To give back to this community that is always giving so selflessly to others, CeraVe® put out a call to nurses to share their stories for a chance to be featured in Heroes Behind the Masks, a digital content series shining a light on nurses who go above and beyond to provide safe and quality care to patients and their communities.
First up: Tenesia Richards, a labor and delivery nurse working in New York City who, in addition to her regular job, started a community outreach program in a homeless shelter that houses expectant mothers for up to one year postpartum.
Tenesia | Heroes Behind the Masks presented by CeraVe www.youtube.com
Upon learning at a conference that black mothers in the U.S. die at three to four times the rate of white mothers, one of the widest of all racial disparities in women's health, Richards decided to take further action to help her community. She, along with a handful of fellow nurses, volunteered to provide antepartum, childbirth and postpartum education to the women living at the shelter. Additionally, they looked for other ways to boost the spirits of the residents, like throwing baby showers and bringing in guest speakers. When COVID-19 hit and in-person gatherings were no longer possible, Richards and her team found creative workarounds and created holiday care packages for the mothers instead.
"The packages were personalized to each mother with their names, a hand-written love note from the nursing team and items based on their pregnancy stage (which trimester, pregnant/postpartum) including newborn items (bottles, pacifiers, diapers, wipes, toiletries), toiletries and maternity clothes from the mother, as well as self-care items (journal, uplifting reading books, aromatherapy). My favorite part of the care package was hand-made quilts created by an 80+ [year old] retired doctor."
Courtesy of CeraVe
Continuing with her service, Richards is currently working on starting a non-profit organization, Our Mommas Heal, an expansion of the work that she's already doing in the community. "Our goal is to be the advocates for these at-risk mothers by connecting them to the necessary resources to ensure they have a high-quality, safe, equitable, uncomplicated pregnancy and delivery: education, other organizations like nurse family partnership, vetted health care providers," said Richards.
As a dermatologist-developed brand rooted in the medical community, CeraVe® is committed to supporting and celebrating healthcare professionals like Nurse Richards. Richards' story is the first of four we'll be sharing in the coming weeks.

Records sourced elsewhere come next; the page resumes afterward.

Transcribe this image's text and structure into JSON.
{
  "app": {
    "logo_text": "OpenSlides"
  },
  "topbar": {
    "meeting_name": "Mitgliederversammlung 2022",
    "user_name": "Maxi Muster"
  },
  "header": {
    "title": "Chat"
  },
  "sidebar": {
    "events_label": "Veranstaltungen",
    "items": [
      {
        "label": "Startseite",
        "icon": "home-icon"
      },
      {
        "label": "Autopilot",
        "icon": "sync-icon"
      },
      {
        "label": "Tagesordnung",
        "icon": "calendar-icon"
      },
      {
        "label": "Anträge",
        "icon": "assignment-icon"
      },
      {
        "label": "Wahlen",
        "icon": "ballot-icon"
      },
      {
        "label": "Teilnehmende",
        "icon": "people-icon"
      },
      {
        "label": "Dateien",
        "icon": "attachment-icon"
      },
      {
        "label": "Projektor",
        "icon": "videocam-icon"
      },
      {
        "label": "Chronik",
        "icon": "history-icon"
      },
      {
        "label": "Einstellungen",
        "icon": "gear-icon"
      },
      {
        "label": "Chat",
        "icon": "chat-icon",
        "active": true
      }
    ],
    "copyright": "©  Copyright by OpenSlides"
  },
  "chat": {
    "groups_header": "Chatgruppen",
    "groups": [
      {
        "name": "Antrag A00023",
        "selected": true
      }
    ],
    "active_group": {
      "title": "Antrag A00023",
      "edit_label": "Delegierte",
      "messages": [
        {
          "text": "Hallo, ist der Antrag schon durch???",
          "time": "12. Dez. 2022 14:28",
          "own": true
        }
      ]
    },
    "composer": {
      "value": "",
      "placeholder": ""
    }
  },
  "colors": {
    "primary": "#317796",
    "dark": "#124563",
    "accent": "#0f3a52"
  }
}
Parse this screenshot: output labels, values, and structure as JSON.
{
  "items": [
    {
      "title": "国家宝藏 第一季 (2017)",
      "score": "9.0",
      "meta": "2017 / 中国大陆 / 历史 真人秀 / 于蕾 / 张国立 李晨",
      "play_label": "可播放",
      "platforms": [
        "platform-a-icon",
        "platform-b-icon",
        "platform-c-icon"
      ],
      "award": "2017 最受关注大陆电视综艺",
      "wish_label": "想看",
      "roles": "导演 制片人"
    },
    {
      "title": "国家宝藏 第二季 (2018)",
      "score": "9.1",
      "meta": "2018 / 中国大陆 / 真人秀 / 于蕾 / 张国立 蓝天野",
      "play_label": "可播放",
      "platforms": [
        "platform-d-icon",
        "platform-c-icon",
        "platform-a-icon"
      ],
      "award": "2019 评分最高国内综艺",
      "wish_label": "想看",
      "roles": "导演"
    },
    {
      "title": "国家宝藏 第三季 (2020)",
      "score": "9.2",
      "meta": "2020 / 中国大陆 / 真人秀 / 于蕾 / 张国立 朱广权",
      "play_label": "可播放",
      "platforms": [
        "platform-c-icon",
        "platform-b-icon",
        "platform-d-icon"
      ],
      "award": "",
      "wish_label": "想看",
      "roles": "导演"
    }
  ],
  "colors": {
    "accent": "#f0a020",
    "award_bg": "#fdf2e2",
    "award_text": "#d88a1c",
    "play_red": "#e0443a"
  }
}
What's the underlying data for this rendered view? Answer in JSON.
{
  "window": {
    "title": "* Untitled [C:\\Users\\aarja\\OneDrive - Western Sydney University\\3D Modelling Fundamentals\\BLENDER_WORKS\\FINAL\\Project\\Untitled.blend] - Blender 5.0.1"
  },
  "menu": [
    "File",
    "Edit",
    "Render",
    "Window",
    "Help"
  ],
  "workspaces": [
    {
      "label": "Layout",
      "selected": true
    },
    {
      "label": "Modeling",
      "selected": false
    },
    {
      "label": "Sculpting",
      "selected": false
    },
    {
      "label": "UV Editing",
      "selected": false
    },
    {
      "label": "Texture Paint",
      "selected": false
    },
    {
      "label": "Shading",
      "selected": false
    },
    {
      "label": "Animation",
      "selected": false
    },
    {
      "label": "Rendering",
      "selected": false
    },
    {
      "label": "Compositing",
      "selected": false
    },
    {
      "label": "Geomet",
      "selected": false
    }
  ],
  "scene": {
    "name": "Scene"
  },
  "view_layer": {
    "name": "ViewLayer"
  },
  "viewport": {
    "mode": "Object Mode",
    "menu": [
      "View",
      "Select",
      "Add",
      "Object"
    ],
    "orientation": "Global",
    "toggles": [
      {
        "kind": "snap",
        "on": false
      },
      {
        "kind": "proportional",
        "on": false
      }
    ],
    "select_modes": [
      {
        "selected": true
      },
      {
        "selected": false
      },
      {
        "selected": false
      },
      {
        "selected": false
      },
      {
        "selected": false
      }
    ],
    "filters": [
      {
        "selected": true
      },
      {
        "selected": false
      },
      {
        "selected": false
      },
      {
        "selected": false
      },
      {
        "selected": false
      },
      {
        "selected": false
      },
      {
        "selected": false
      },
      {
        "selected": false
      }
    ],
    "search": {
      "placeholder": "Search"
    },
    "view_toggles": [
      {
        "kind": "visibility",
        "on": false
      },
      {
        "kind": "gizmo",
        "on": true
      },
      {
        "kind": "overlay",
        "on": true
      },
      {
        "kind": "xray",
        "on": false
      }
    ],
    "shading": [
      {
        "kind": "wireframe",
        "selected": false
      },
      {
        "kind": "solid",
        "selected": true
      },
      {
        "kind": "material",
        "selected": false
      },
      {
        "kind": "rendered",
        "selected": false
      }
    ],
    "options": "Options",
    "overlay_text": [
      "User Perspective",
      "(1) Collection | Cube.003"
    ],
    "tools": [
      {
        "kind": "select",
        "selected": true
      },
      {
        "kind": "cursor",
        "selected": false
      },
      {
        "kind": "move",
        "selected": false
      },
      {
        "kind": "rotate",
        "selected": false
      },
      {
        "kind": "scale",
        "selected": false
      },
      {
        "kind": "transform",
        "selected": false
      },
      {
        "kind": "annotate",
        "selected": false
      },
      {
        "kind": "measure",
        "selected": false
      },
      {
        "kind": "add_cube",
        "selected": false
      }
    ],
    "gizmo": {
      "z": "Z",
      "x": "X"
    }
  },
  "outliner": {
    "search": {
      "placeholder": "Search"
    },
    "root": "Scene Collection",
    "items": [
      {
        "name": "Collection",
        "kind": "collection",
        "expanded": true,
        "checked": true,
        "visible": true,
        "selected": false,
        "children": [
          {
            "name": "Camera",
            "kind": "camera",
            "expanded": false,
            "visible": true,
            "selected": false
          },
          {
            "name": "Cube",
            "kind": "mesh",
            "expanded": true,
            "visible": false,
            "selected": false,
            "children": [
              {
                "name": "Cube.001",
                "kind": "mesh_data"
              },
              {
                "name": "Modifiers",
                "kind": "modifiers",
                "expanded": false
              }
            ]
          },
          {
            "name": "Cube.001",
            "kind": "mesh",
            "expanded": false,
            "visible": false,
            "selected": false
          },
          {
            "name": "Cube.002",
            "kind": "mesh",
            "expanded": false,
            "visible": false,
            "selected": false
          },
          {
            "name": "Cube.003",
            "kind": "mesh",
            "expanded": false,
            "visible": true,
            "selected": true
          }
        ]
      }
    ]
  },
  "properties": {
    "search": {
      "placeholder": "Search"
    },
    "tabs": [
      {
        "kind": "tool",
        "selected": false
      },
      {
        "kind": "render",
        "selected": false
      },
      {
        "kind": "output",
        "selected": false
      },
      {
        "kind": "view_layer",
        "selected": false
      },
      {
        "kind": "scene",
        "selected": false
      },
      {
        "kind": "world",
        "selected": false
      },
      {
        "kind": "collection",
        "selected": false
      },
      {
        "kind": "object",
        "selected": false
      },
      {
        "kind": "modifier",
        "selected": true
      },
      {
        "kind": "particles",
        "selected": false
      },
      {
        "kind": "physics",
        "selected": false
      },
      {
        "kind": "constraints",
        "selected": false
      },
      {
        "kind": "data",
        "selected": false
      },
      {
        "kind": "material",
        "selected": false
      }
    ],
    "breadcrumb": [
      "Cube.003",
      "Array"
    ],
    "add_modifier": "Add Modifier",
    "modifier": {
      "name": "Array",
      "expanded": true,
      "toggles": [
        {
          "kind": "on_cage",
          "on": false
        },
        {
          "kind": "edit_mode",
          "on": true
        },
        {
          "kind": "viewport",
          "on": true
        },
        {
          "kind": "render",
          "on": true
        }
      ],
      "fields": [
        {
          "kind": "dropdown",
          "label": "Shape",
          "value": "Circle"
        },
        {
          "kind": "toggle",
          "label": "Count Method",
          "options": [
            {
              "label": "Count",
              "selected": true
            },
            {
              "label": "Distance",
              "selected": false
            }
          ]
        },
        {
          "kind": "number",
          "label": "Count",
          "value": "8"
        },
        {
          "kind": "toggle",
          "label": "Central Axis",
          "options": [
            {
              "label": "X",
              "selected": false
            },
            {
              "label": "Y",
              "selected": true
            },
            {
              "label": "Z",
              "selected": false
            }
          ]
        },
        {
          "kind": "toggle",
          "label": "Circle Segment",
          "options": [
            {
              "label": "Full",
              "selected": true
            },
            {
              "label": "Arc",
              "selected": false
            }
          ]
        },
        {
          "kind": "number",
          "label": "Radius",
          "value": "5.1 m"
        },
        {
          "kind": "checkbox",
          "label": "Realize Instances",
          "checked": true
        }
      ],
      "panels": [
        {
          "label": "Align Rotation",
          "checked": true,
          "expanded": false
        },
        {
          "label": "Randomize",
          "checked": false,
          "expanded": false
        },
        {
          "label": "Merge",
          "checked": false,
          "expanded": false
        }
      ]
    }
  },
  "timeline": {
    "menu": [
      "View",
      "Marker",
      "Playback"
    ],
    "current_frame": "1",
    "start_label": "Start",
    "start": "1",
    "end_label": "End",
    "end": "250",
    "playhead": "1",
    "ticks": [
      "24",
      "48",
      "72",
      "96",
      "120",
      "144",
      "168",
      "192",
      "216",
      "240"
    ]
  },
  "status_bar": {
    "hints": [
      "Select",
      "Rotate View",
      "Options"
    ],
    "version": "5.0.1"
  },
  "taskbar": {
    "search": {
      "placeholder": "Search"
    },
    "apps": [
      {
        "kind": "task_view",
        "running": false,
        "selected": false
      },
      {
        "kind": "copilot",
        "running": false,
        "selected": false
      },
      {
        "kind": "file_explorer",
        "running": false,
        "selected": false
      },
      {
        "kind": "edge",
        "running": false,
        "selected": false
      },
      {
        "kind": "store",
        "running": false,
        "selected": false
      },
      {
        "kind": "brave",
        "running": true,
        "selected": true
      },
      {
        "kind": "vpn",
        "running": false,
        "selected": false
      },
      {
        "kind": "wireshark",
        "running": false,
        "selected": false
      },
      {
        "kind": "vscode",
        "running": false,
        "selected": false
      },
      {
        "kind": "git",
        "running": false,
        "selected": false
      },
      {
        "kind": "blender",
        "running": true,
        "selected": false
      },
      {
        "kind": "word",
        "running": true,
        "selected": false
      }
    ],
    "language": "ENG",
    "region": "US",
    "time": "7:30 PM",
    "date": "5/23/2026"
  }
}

As part of its commitment to nurses, CeraVe® is also a proud sponsor of the ANA Enterprise and their Healthy Nurse, Healthy Nation™ initiative, a movement designed to transform the health of the nation by improving the health of the nation's 4.2 million registered nurses. Through the initiative, ANA is connecting and engaging with nurses to inspire them to take action in five key areas: activity, sleep, nutrition, quality of life, and safety.
Additionally, over the past year, CeraVe® has donated more than 500,000 products to hospitals to help provide therapeutic skincare relief to healthcare workers and is continuing the product donation efforts. Nurses looking to engage with the brand and learn more about these initiatives can join the Shift Change: Nurse Essentials Facebook group, an online community hosted by CeraVe® where nurses come together for personal and professional empowerment.
To see more stories about nurse heroes, visit www.heroesbehindthemasks.com/.